### Problem requirements:
Retype the entries below exactly, and keep every picture out of your version.

### Supplied material:

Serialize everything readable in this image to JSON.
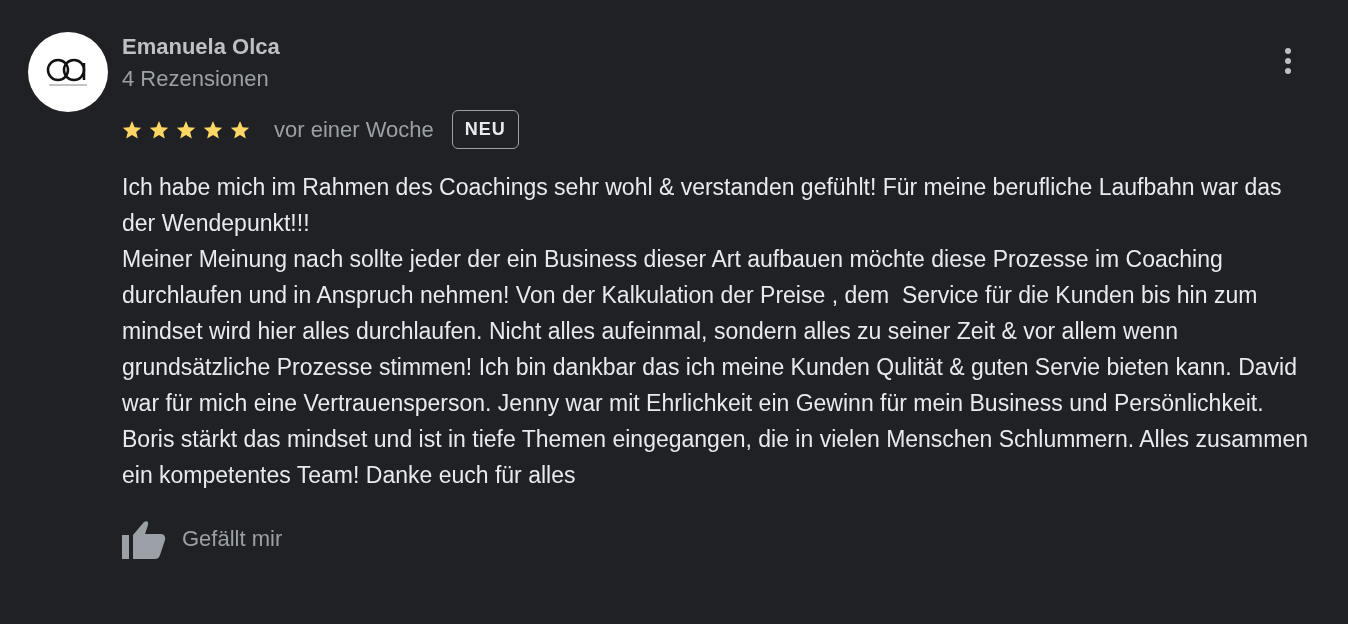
{
  "review": {
    "author": "Emanuela Olca",
    "reviews_count": "4 Rezensionen",
    "stars": 5,
    "time": "vor einer Woche",
    "badge": "NEU",
    "text": "Ich habe mich im Rahmen des Coachings sehr wohl & verstanden gefühlt! Für meine berufliche Laufbahn war das der Wendepunkt!!!\nMeiner Meinung nach sollte jeder der ein Business dieser Art aufbauen möchte diese Prozesse im Coaching durchlaufen und in Anspruch nehmen! Von der Kalkulation der Preise , dem  Service für die Kunden bis hin zum mindset wird hier alles durchlaufen. Nicht alles aufeinmal, sondern alles zu seiner Zeit & vor allem wenn grundsätzliche Prozesse stimmen! Ich bin dankbar das ich meine Kunden Qulität & guten Servie bieten kann. David war für mich eine Vertrauensperson. Jenny war mit Ehrlichkeit ein Gewinn für mein Business und Persönlichkeit. Boris stärkt das mindset und ist in tiefe Themen eingegangen, die in vielen Menschen Schlummern. Alles zusammen ein kompetentes Team! Danke euch für alles",
    "like_label": "Gefällt mir"
  }
}
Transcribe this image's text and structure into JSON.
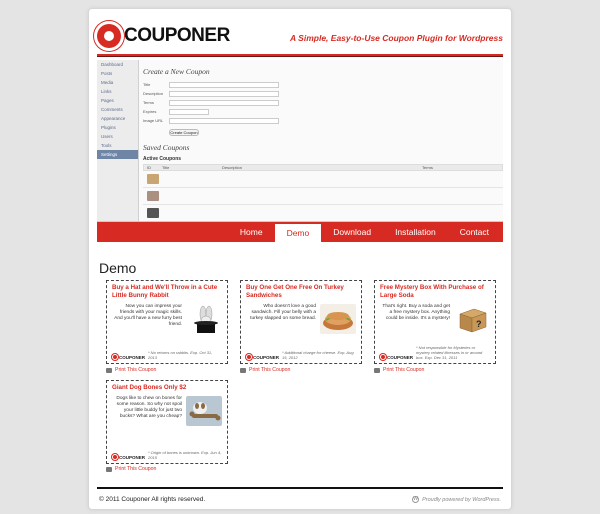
{
  "header": {
    "logo": "COUPONER",
    "tagline": "A Simple, Easy-to-Use Coupon Plugin for Wordpress"
  },
  "screenshot": {
    "sidebar": [
      "Dashboard",
      "Posts",
      "Media",
      "Links",
      "Pages",
      "Comments",
      "Appearance",
      "Plugins",
      "Users",
      "Tools",
      "Settings"
    ],
    "heading": "Create a New Coupon",
    "fields": [
      "Title",
      "Description",
      "Terms",
      "Expires",
      "Image URL"
    ],
    "button": "Create Coupon",
    "saved_heading": "Saved Coupons",
    "active_label": "Active Coupons",
    "cols": [
      "ID",
      "Title",
      "Description",
      "Terms"
    ]
  },
  "nav": {
    "items": [
      "Home",
      "Demo",
      "Download",
      "Installation",
      "Contact"
    ],
    "active": "Demo"
  },
  "page_title": "Demo",
  "coupons": [
    {
      "title": "Buy a Hat and We'll Throw in a Cute Little Bunny Rabbit",
      "text": "Now you can impress your friends with your magic skills. And you'll have a new furry best friend.",
      "fine": "* No returns on rabbits. Exp. Oct 31, 2013",
      "print": "Print This Coupon"
    },
    {
      "title": "Buy One Get One Free On Turkey Sandwiches",
      "text": "Who doesn't love a good sandwich. Fill your belly with a turkey slapped on some bread.",
      "fine": "* Additional charge for cheese. Exp. Aug 15, 2012",
      "print": "Print This Coupon"
    },
    {
      "title": "Free Mystery Box With Purchase of Large Soda",
      "text": "That's right. Buy a soda and get a free mystery box. Anything could be inside. It's a mystery!",
      "fine": "* Not responsible for Mysteries or mystery related illnesses in or around box. Exp. Dec 31, 2011",
      "print": "Print This Coupon"
    },
    {
      "title": "Giant Dog Bones Only $2",
      "text": "Dogs like to chew on bones for some reason. So why not spoil your little buddy for just two bucks? What are you cheap?",
      "fine": "* Origin of bones is unknown. Exp. Jun 4, 2015",
      "print": "Print This Coupon"
    }
  ],
  "coupon_logo": "COUPONER",
  "footer": {
    "copyright": "© 2011 Couponer All rights reserved.",
    "powered": "Proudly powered by WordPress."
  }
}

### Result for this exercise:
Serialize everything readable in this image to JSON.
{
  "review": {
    "author": "Emanuela Olca",
    "reviews_count": "4 Rezensionen",
    "stars": 5,
    "time": "vor einer Woche",
    "badge": "NEU",
    "text": "Ich habe mich im Rahmen des Coachings sehr wohl & verstanden gefühlt! Für meine berufliche Laufbahn war das der Wendepunkt!!!\nMeiner Meinung nach sollte jeder der ein Business dieser Art aufbauen möchte diese Prozesse im Coaching durchlaufen und in Anspruch nehmen! Von der Kalkulation der Preise , dem  Service für die Kunden bis hin zum mindset wird hier alles durchlaufen. Nicht alles aufeinmal, sondern alles zu seiner Zeit & vor allem wenn grundsätzliche Prozesse stimmen! Ich bin dankbar das ich meine Kunden Qulität & guten Servie bieten kann. David war für mich eine Vertrauensperson. Jenny war mit Ehrlichkeit ein Gewinn für mein Business und Persönlichkeit. Boris stärkt das mindset und ist in tiefe Themen eingegangen, die in vielen Menschen Schlummern. Alles zusammen ein kompetentes Team! Danke euch für alles",
    "like_label": "Gefällt mir"
  }
}
Transcribe this image's text and structure into JSON.
{
  "header": {
    "logo": "COUPONER",
    "tagline": "A Simple, Easy-to-Use Coupon Plugin for Wordpress"
  },
  "screenshot": {
    "sidebar": [
      "Dashboard",
      "Posts",
      "Media",
      "Links",
      "Pages",
      "Comments",
      "Appearance",
      "Plugins",
      "Users",
      "Tools",
      "Settings"
    ],
    "heading": "Create a New Coupon",
    "fields": [
      "Title",
      "Description",
      "Terms",
      "Expires",
      "Image URL"
    ],
    "button": "Create Coupon",
    "saved_heading": "Saved Coupons",
    "active_label": "Active Coupons",
    "cols": [
      "ID",
      "Title",
      "Description",
      "Terms"
    ]
  },
  "nav": {
    "items": [
      "Home",
      "Demo",
      "Download",
      "Installation",
      "Contact"
    ],
    "active": "Demo"
  },
  "page_title": "Demo",
  "coupons": [
    {
      "title": "Buy a Hat and We'll Throw in a Cute Little Bunny Rabbit",
      "text": "Now you can impress your friends with your magic skills. And you'll have a new furry best friend.",
      "fine": "* No returns on rabbits. Exp. Oct 31, 2013",
      "print": "Print This Coupon"
    },
    {
      "title": "Buy One Get One Free On Turkey Sandwiches",
      "text": "Who doesn't love a good sandwich. Fill your belly with a turkey slapped on some bread.",
      "fine": "* Additional charge for cheese. Exp. Aug 15, 2012",
      "print": "Print This Coupon"
    },
    {
      "title": "Free Mystery Box With Purchase of Large Soda",
      "text": "That's right. Buy a soda and get a free mystery box. Anything could be inside. It's a mystery!",
      "fine": "* Not responsible for Mysteries or mystery related illnesses in or around box. Exp. Dec 31, 2011",
      "print": "Print This Coupon"
    },
    {
      "title": "Giant Dog Bones Only $2",
      "text": "Dogs like to chew on bones for some reason. So why not spoil your little buddy for just two bucks? What are you cheap?",
      "fine": "* Origin of bones is unknown. Exp. Jun 4, 2015",
      "print": "Print This Coupon"
    }
  ],
  "coupon_logo": "COUPONER",
  "footer": {
    "copyright": "© 2011 Couponer All rights reserved.",
    "powered": "Proudly powered by WordPress."
  }
}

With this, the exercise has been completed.